I would like to end this piece with a story that inspired me, also stated in another one of my blog entries. It’s about a husband who was a guest in our small group and I was conducting a Bible study on Hezekiah. He opened up about how he had a “girl best friend” since college, and that his wife had expressed feelings of jealousy, even if he had in his heart, no feelings of attraction towards said friend and was deemed “harmless”. He couldn’t find it in his heart to let go of this friend, and the wisdom of maturity is shown in his reaction: he sought the advice of a church elder who thenasked him a simple question on the matter: “Who is more important to you? Your wife or your friend?” He felt the pangs of the realization that letting go was the right decision – for it was accompanied by a conviction in him by the Spirit overcame him, he made the right decision and did not hesitate to let the friend go. Was this a demonstration of immaturity on the part of his wife who became jealous? That’s how the world thinks – and would ask questions such as “How possessive of her!” or “Doesn’t she trust her husband?” The truth is that the bigger picture was that it was a demonstration of maturity on the part of the man, amid the supposed “wisdom” of the world that has a soaring rate of divorce among married couples. I am sure she respected him even more for his capacity to submit himself to God’s word, and that’s an awesome reward most men of the world don’t get anymore. In the process, he adhered to the practice of respecting that as he owns his wife’s body, so does she his own body, and that if he loved his own body he would love his wife’s (Portions of Ephesians 5 in paraphrase). Was he perfect then? No, otherwise he would have readily concurred to the wife’s request. Was she perfect as well? Probably not! But he showed maturity by ultimately turning away from his own pride, a pride that was tempered by the world and turned towards one of God’s commands to be the best husband he could be.
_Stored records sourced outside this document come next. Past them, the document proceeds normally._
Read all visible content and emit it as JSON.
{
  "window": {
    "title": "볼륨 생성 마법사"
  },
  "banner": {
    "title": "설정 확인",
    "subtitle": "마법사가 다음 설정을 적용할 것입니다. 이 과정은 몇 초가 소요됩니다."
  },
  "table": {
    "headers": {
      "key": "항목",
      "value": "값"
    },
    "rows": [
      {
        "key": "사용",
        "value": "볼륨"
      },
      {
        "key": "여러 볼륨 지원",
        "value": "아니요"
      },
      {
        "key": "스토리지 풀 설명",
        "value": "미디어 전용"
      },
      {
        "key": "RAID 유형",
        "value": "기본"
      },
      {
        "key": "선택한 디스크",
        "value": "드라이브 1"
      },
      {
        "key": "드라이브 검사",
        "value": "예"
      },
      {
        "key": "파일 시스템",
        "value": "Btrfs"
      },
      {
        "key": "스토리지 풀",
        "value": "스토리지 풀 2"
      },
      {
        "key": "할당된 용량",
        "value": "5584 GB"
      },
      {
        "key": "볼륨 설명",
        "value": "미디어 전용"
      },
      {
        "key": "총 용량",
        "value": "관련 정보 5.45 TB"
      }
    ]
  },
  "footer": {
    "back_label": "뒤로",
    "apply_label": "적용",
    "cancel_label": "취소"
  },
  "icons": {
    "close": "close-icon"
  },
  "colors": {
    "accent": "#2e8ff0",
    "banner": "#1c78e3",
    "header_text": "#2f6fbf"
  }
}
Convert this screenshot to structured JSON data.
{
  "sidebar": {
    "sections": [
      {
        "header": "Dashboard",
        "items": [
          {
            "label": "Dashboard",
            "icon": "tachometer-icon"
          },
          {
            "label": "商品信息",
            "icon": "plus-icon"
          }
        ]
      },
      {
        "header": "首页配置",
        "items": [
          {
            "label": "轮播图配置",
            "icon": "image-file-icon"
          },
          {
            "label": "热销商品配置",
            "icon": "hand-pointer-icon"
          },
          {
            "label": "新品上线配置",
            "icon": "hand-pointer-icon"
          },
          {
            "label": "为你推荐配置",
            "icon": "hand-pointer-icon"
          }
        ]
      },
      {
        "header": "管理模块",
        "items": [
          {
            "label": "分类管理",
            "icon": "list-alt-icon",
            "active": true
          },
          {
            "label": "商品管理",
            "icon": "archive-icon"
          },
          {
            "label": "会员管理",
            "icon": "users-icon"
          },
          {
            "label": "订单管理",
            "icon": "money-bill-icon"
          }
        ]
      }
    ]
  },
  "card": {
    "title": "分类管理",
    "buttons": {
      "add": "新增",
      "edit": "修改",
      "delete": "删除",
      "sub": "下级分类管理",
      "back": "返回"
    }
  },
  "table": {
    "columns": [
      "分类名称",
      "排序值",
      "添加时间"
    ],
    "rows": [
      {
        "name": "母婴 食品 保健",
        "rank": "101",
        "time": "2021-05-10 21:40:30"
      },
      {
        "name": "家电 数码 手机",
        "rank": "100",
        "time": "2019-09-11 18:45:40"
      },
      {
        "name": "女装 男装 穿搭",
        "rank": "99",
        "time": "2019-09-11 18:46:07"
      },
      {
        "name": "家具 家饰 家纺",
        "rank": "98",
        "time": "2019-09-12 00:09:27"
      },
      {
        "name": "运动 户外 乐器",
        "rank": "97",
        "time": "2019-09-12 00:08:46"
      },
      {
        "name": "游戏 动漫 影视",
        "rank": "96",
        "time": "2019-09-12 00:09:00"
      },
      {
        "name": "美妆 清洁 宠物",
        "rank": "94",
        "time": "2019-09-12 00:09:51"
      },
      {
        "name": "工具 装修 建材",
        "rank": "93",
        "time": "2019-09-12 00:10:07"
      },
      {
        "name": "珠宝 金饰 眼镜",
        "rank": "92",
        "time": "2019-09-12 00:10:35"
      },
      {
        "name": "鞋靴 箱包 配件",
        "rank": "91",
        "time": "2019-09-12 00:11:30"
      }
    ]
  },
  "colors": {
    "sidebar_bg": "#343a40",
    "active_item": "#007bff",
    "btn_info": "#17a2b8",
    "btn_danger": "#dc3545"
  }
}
A mature Christian is an imperfect human being who submits humbly & readily to the perfect righteousness of God.